**Task brief**
Tally the lines of the entries below that hold the word "message", and please give only the total.

**Material for this task**
::::::
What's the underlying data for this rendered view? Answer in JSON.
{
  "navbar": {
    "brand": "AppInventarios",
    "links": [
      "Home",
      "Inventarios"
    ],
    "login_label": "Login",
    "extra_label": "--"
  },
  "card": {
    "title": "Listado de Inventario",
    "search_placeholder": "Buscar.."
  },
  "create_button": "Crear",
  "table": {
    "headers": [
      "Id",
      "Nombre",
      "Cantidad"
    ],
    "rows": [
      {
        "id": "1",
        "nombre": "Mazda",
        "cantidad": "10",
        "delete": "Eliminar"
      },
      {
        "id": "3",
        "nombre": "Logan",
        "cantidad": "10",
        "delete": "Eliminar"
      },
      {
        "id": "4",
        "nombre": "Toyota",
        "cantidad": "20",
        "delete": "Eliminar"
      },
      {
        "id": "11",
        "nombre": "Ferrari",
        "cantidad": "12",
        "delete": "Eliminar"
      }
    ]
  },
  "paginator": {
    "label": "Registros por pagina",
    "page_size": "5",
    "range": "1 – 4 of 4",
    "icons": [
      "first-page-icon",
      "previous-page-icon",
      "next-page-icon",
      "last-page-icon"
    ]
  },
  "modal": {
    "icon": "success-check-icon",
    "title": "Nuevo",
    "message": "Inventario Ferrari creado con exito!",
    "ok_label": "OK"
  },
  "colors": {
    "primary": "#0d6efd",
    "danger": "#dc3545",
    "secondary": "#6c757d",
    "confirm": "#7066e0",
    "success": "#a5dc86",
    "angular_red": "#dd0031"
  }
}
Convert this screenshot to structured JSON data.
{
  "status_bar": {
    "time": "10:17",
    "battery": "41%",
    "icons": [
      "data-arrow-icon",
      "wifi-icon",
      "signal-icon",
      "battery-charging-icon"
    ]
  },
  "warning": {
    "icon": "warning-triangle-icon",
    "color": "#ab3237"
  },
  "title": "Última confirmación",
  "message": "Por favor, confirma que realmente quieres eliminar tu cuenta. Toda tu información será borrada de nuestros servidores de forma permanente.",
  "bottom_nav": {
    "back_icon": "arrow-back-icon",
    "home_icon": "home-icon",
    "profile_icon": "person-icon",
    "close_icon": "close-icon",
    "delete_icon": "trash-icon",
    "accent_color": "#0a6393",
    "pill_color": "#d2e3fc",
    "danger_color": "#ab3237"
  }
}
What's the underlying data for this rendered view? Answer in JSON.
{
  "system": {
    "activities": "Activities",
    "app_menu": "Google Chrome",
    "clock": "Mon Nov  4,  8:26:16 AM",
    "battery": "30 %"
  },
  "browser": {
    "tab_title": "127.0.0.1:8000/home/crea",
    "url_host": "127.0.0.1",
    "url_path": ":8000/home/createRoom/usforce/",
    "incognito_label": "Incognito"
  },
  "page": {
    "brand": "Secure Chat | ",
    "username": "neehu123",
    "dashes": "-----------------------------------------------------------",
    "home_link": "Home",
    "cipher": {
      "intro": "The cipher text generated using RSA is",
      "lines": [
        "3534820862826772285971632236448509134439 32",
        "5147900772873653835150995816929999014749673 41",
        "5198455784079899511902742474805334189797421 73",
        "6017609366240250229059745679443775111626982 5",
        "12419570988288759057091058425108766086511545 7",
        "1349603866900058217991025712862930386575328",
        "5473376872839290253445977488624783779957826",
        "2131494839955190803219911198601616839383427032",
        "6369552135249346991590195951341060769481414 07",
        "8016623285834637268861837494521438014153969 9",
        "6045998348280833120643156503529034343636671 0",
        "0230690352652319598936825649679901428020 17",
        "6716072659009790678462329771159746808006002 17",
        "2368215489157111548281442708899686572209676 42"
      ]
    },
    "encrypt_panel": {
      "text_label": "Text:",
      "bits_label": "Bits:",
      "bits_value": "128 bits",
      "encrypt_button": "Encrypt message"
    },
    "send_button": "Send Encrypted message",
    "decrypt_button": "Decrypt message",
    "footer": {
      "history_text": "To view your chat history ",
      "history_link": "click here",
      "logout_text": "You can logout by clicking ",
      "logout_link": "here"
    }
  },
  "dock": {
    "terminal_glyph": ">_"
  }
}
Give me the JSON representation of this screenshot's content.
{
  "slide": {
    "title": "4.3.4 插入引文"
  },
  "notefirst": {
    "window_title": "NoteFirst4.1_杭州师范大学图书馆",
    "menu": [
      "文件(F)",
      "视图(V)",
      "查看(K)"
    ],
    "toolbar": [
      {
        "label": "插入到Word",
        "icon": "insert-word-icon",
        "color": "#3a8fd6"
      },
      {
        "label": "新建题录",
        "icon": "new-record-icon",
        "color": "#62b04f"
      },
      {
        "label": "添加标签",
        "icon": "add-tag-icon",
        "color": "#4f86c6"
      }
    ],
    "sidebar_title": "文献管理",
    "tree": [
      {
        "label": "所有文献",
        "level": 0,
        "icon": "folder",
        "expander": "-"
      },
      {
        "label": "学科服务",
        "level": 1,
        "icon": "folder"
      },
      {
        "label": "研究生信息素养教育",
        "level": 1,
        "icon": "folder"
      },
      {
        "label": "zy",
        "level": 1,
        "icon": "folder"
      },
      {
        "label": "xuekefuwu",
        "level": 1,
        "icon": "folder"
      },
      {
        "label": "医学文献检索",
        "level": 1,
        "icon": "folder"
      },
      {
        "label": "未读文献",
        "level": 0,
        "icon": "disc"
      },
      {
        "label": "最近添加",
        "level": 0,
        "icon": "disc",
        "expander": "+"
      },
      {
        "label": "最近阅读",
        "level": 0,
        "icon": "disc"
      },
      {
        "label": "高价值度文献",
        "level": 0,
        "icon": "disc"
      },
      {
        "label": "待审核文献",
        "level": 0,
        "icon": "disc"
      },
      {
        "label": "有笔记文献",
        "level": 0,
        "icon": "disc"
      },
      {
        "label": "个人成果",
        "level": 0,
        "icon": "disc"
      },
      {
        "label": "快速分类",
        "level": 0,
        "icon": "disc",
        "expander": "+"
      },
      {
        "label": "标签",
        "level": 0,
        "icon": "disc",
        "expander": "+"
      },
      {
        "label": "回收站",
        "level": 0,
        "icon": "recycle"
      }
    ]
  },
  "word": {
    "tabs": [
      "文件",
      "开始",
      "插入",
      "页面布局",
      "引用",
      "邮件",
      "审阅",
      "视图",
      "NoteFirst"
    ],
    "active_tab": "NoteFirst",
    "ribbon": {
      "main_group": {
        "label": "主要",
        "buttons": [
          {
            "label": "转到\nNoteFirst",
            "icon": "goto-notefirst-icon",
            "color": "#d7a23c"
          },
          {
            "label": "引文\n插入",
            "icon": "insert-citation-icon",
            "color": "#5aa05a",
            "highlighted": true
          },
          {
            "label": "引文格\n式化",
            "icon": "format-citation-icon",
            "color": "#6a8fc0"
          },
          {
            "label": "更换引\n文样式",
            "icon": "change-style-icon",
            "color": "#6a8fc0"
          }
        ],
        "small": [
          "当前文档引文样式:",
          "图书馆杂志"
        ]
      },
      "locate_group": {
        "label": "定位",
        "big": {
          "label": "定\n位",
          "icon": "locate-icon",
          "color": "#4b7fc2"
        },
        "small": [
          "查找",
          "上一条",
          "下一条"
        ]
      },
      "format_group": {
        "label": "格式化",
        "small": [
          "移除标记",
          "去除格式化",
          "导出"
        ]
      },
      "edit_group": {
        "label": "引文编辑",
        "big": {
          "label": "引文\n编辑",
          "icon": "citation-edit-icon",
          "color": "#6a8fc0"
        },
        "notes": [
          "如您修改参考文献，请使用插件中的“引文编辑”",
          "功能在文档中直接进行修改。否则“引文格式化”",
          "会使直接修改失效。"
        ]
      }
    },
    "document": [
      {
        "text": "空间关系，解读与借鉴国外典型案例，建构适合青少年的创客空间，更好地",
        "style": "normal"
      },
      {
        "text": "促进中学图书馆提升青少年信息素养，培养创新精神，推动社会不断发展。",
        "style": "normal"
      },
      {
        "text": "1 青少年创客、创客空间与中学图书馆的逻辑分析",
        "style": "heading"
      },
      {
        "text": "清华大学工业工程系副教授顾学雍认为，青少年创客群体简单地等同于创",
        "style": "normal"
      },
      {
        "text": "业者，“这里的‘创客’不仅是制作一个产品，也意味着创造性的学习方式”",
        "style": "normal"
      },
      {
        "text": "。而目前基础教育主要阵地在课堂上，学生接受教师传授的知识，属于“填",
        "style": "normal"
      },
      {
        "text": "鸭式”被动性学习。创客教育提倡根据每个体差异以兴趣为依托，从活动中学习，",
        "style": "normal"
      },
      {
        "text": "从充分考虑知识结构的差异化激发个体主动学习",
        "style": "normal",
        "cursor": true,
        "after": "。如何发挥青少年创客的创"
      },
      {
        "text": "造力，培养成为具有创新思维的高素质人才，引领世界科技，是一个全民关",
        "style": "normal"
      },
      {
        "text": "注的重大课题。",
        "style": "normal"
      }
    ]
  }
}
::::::
**Exercise response**
5